Departmental Learning Goals
The Department of East Asian Languages and Cultures aims to foster broad cultural awareness while providing the most rigorous possible training in Chinese, Japanese, and Korean languages. The department offers coordinated three-year sequences of language instruction, as well as electives taught in East Asian languages and in English. Students in the program should develop not only cultural literacy in the language area of their choice but an understanding of the world from the perspective of East Asia.
East Asian Studies in EALAC
The East Asian Department seeks to give students comprehensive exposure to the cultures of East Asia. The department’s wide selection of elective courses taught in English, Chinese, Japanese and Korean serves students throughout the university as well as majors and minors in the program. Through this blend of East Asian-language and English-language courses, the department seeks to enrich students’ understanding of East Asian social, cultural, and literary traditions and to give them a sophisticated appreciation of contemporary East Asia beyond common stereotypes. The gateway course “East Asia: Texts and Contexts” introduces students to topics in the classical and contemporary literary and cultural traditions of East Asia through works in English translation. Other courses offered in English range across themes from classical poetry to myths and folklore, to contemporary animated film. These courses are all founded in the common tradition of the humanities, making them suitable complements to study in a variety of disciplines.

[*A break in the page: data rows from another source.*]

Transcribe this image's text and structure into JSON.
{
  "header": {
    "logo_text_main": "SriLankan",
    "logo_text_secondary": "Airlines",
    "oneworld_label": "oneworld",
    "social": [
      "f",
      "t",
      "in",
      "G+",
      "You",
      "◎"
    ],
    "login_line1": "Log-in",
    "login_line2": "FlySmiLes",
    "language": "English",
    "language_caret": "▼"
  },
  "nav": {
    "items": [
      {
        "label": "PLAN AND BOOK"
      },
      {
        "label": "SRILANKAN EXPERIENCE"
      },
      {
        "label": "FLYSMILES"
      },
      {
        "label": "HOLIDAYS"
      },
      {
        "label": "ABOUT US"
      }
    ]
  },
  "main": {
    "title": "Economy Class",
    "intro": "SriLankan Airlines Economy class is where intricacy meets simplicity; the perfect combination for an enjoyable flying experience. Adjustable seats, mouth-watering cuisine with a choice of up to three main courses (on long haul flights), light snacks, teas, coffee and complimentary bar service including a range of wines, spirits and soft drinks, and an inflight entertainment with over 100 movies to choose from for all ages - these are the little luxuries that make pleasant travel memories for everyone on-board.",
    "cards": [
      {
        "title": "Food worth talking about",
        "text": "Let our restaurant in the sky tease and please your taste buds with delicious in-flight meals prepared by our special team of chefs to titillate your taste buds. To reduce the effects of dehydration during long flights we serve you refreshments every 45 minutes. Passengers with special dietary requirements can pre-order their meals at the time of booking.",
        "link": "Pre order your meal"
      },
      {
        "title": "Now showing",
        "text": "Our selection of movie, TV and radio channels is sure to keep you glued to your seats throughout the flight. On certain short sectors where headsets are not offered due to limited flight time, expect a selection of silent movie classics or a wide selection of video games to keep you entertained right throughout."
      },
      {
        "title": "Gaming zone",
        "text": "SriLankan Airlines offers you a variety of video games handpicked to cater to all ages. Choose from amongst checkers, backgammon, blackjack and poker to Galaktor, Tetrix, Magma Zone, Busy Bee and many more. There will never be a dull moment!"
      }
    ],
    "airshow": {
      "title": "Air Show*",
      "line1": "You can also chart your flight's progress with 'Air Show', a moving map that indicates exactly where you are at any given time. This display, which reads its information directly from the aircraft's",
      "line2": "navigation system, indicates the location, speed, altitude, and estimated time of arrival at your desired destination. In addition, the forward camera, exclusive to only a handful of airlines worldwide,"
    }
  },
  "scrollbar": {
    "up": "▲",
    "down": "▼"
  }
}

Language and culture are integrated throughout the EALAC curriculum.
The department’s broad goals for language learning are:
- Functional fluency in the spoken language for everyday situations in that language environment.
- The ability to make a formal presentation in the language about a subject in the student’s area of academic or professional interest.
- The ability to read and comprehend professional, academic or literary texts written in the modern language (in the case of Chinese, in both simplified and traditional characters). Students of Chinese will also develop the ability to read texts in the classical language.
Language Learning Goals
More specifically, our students should acquire the following language knowledge and skills:
- Advanced vocabulary and grammar, and both formal and informal, written and spoken expressions, suitable to various contexts
- Socio-cultural knowledge that enables them to communicate in an appropriate register in real-world situations
- Understanding of the target culture by comparing and/or making connections to their own
- The ability to handle a variety of authentic audio, visual, and written and printed resources including academic or literary texts written in the target language (in the case of Chinese, in both simplified and traditional characters) independently
- The ability to articulate their own thoughts and opinions in a coherent, persuasive manner in the target language
- The ability to plan and successfully produce spoken and written presentations.
One additional goal of the language programs in EALAC is to give students the tools to pursue their language study beyond the classroom and beyond graduation. The East Asian languages are among the most difficult for monolingual English speakers to achieve fluency in. Written Chinese and Japanese take a particularly long time. Even for the most accomplished non-native students, language learning is not over with three or four years in the classroom. A large percentage of students who pass through courses in Georgetown EALAC go on to live and work in East Asia or to pursue further study involving East Asian languages. The program seeks to equip these students with the linguistic and intellectual foundations to flourish and continue to develop in whatever East Asian professional or academic environment they enter after graduation.
Cultural Learning Goals
The program’s overall goals for cultural learning include the following:
- General knowledge of classical traditions and contemporary cultures of East Asia in all facets, including new media and popular culture as well as history, religious traditions, major works of the literary canon and writing on social issues. The introductory course East Asia: Texts and Contexts and the range of electives are the primary vehicles in the curriculum for this cultural component of the majors.
- The ability to do in-depth research on a humanities-related original topic of the student’s choice, using both English and East Asian language research and primary source materials. Toward this end, Chinese and Japanese majors cap their four years of study with a thesis written for the Senior Seminar. The students may write this thesis in either English or the language of study. In either case, students writing the thesis must demonstrate their ability to manage textual sources in their language of study. In the final semester of senior year, a few students also complete an honors thesis, which must demonstrate original research drawing heavily on Japanese or Chinese sources.
- Broadly, “cultural translation” ability—that is, the ability to move between East Asian and other cultural contexts socially, linguistically, and intellectually, and to convey knowledge from one context to the other. This includes understanding linguistic and non-linguistic customs and behavior in East Asian socio-cultural situations. It also includes drawing knowledge from Chinese, Japanese or Korean texts and experiences and finding ways to translate or express that knowledge to audiences outside East Asia.